We met with lifestyle, wedding, and travel photographer Rachel Leiner at Bluestone Lane in Manhattan to discuss travel, family, and photographing happiness.
At twenty, Rachel Leiner combines the enthusiasm and joyousness of her age with the skill and savvy of someone much older. She started her business in Long Island five years ago as a way to get out of the suburbs. “I really wanted to go on this trip with [youth tour operator] Rustic Pathways,” she says. Her parents, while supportive, insisted that she pay for it herself. “Basically I had gotten the camera the year before, and was like, ‘I think I can try to do photography’ [as a way to make money]. I tend to have that kind of mindset.”
For Leiner, her trip to Southeast Asia was a turning point. By her own description, her hometown is a microcosm of the problem she sees in the country at large. “People in the States just think that if anyone had the opportunity to come to the United States they would. Like everybody wants to live here. When you travel to all these other places […] and see that people are happy where they are, it gives a whole new perspective.” Now, Leiner combines her love for travel with “the umbrella of happiness and optimism” to produce radiant images for her clients.
And word is spreading. Leiner recently returned from a trip to Spain working with influencers. Next summer, she’s covering a wedding in Italy.
With a warm, gregarious personality, Leiner naturally brings out the best in her clients, especially at wedding and engagement shoots. But it’s not all spontaneity. It’s also knowing how to act, what to say and when. “One of them is always nervous,” she says. “I tell them that their whole job is to look at her [or] look at him and make sure they’re smiling. Don’t look at the camera because I’m pretty irrelevant.” Another trick is to pretend to test the lighting at a distance. When they think she’s otherwise occupied, Leiner asks the couple to hold hands and walk toward her as if they’re “really drunk.”
Raised in a devoted family, Leiner certainly understands how her opportunity and privilege contribute to success as a photographer. “My dad is really supportive, my biggest fan. My mom too,” she says. Her first experience with photography was with her father’s camera on a cruise to Puerto Rico. When they docked in San Juan, her father asked if she wanted to wake up early to take pictures of the streets. She captured a beautiful image of a cat crossing the cobblestone street. “I took that picture and looked down into the viewfinder, and I was like ‘I think I like this, this is fun.’”
A Nikon user, her reliable D610 just died last week. “It made it to a shutter count of about 190,000, and the expected shutter count is 150,000. We made it a long way,” she says. Now onto the D750, she chose the lighter DSLR to accommodate travel.
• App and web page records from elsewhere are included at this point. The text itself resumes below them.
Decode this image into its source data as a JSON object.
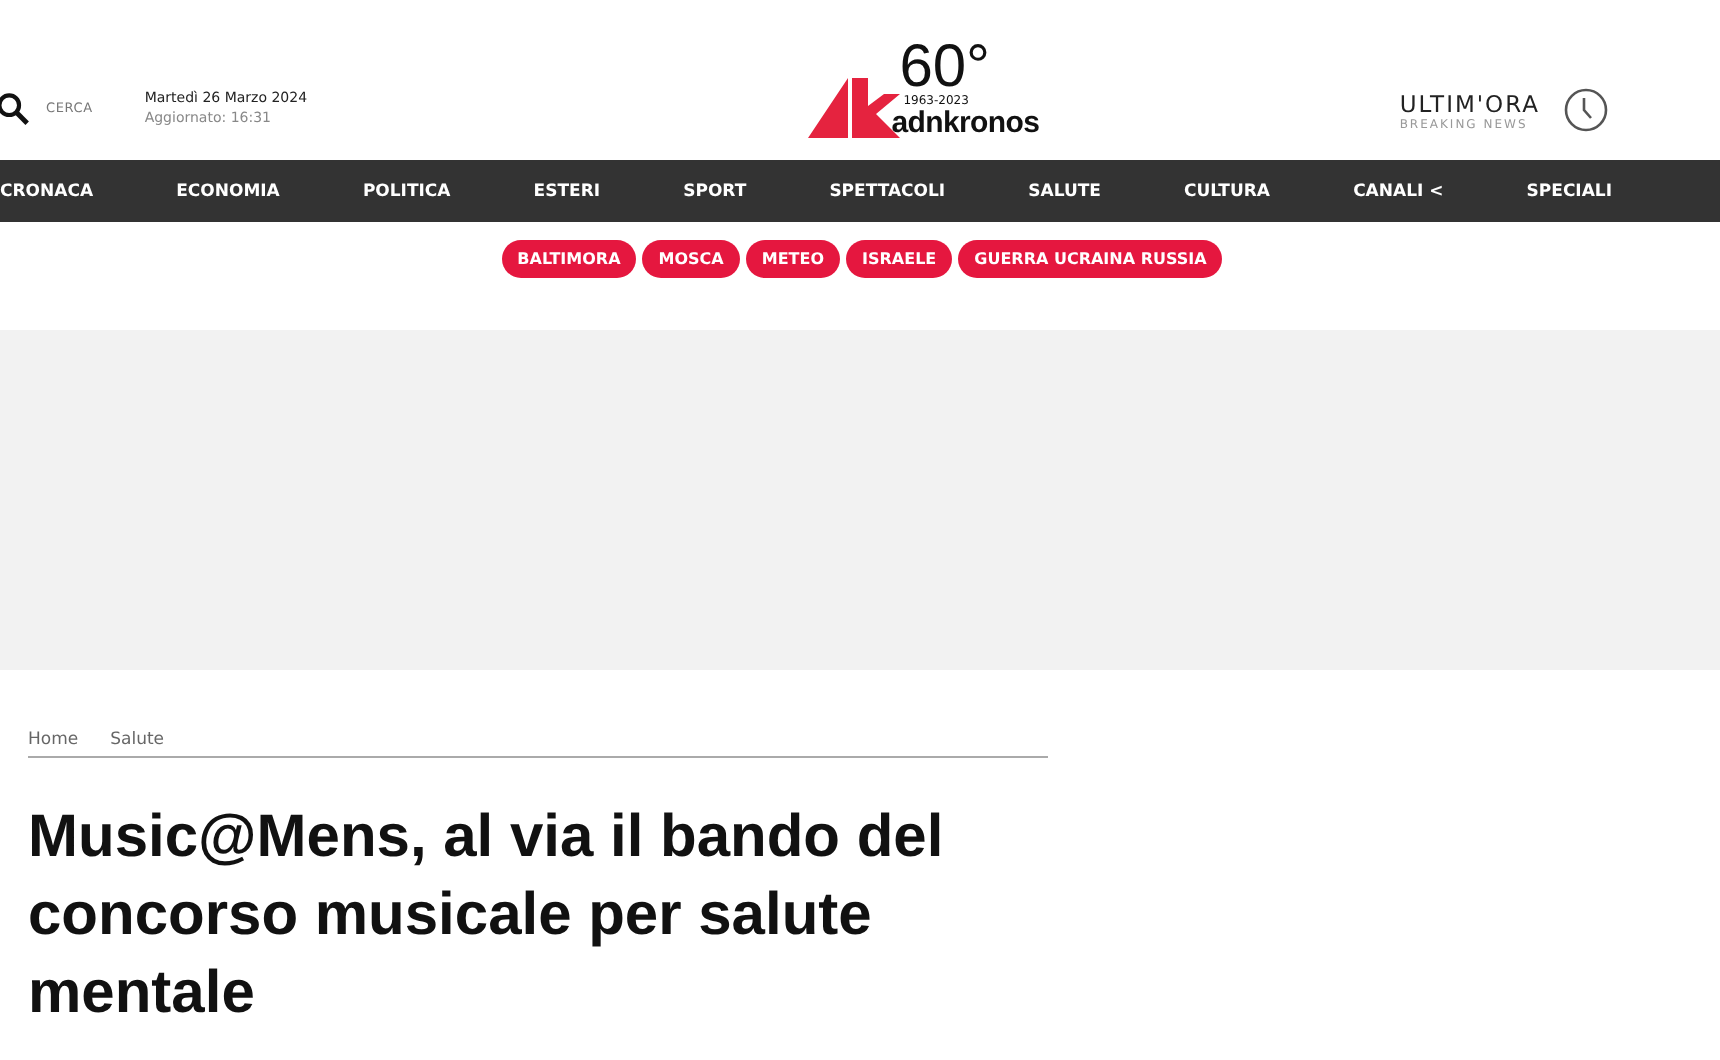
{
  "header": {
    "search_label": "CERCA",
    "date": "Martedì 26 Marzo 2024",
    "updated": "Aggiornato: 16:31",
    "logo": {
      "anniversary": "60°",
      "years": "1963-2023",
      "brand": "adnkronos"
    },
    "breaking": {
      "title": "ULTIM'ORA",
      "subtitle": "BREAKING NEWS"
    }
  },
  "nav": [
    "CRONACA",
    "ECONOMIA",
    "POLITICA",
    "ESTERI",
    "SPORT",
    "SPETTACOLI",
    "SALUTE",
    "CULTURA",
    "CANALI <",
    "SPECIALI"
  ],
  "tags": [
    "BALTIMORA",
    "MOSCA",
    "METEO",
    "ISRAELE",
    "GUERRA UCRAINA RUSSIA"
  ],
  "breadcrumb": [
    "Home",
    "Salute"
  ],
  "article": {
    "title": "Music@Mens, al via il bando del concorso musicale per salute mentale"
  }
}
She plans to upgrade again after graduation.
For now, however, there’s still a lot to consider. “I have all the resources, so what is my next step? I’ve thought a lot about it,” she says. She’s young, so there’s plenty of time to figure it out. If she doesn’t go into corporate advertising, Leiner would love to become a full time photographer with a variety of clients. “As long as it’s all under the encompassing idea of travel, adventure, happiness and working with people that I like, then I’m happy.”